In a groundbreaking work, Gellately makes clear that most comparative studies of the Soviet and Nazi dictatorships are undermined by neglecting the key importance of Lenin in the unfolding drama. Rejecting the myth of the “good” Lenin, the book provides a convincing social-historical account of all three dictatorships and carefully documents their similarities and differences. It traces the escalation of conflicts between Communism and Nazism, and particularly of the role of Hitler’s anathema against what he called “Jewish Bolshevism.” The book shows how the vicious rivalry between Stalin and Hitler led inescapably to a war of annihilation and genocide. The reverberations of this gargantuan struggle are felt everywhere to this day.
Robert Gellately is the Earl Ray Beck Professor of History at Florida State University and was the Bertelsmann Visiting Professor of Twentieth-Century Jewish Politics and History at Oxford University in 2004-5. He is the author of The Gestapo and German Society: Enforcing Racial Policy, 1933-1945 and Backing Hitler: Consent and Coercion in Nazi Germany. He lives in Tallahassee, Florida.
“A most impressive account of the tragedies that
befell the world during the first half of the twentieth century. Not
the least merit of his book is that, unlike most historians who
treat Lenin as a well-meaning idealist, he places him alongside
Stalin and Hitler as a founder of modern barbarism.”
“Books on the Holocaust and Nazism now number in
the tens of thousands. Of that vast library, a handful of texts
should be deemed essential reading for any serious student of the
bloody and pathetic twentieth century. Robert Gellately’s Backing
Hitler is among them.”
“A fascinating study of coercion and consent in
the Third Reich.”
“An intriguing and illuminating new book.”
“A groundbreaking book... Will change our

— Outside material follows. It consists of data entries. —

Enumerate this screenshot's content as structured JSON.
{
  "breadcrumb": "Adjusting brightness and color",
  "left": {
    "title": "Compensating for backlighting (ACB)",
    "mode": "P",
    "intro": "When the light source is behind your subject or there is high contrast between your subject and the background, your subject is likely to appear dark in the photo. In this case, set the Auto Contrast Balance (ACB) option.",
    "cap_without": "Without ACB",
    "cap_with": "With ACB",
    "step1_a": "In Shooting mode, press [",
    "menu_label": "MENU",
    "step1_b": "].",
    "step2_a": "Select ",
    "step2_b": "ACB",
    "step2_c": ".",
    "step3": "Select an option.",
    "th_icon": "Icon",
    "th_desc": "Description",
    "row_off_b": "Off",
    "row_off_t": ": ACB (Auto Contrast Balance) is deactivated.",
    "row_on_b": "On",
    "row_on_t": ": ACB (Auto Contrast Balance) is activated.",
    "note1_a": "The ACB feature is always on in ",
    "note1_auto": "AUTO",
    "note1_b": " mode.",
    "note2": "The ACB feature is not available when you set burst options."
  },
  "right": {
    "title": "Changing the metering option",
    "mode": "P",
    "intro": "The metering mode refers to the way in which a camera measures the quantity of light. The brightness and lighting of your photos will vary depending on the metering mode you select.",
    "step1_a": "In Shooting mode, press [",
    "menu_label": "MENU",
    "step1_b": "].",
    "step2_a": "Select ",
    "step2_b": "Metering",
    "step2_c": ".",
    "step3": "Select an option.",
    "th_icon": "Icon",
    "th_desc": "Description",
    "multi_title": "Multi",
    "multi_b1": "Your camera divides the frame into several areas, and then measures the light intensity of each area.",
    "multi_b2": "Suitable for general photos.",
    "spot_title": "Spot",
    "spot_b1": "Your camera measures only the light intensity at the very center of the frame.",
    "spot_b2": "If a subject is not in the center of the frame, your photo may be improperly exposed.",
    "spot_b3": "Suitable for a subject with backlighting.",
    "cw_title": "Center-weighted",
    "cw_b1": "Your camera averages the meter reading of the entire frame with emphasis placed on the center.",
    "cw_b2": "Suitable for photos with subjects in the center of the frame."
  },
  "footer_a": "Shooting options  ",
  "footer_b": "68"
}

understanding of Hitler’s relation to his people.”
excerpt from Epilogue
In the course of completing this book, I spoke with a number of people along the way. Quite a few were disconcerted, sometimes also intrigued, by my naming Lenin, along with Stalin and Hitler, as one of the three truly vile despots of the first half of the twentieth century. Social scientists I met, at home but especially in Europe, castigated me for not giving Lenin enough credit for his “good intentions.” A colleague in the United States pleaded, “Of course, Lenin made a few mistakes.” Not everyone reacted so defensively to my portrayal of Lenin, however. Some confided that all along they had regretted the tendency of many scholars to place Lenin above history and shield him from the criticism he deserves. I submit that we have to avoid slipping into the role of apologist for Soviet leaders, including, and in some respects above all, Lenin, a heartless and ambitious individual who was self-righteous in claiming to know what was good for “humanity,” brutal in his attempt to subject is own people to radical social transformation, and convinced he held the key to the eventual overthrow of global capitalism and the establishment of world Communism.
This book is an attempt to record the evils perpetrated by both Soviet Communism and German Nazism and to figure out how it came about that, separately and together, the two systems brought such misery and destruction to the world.
Abbreviations and Glossary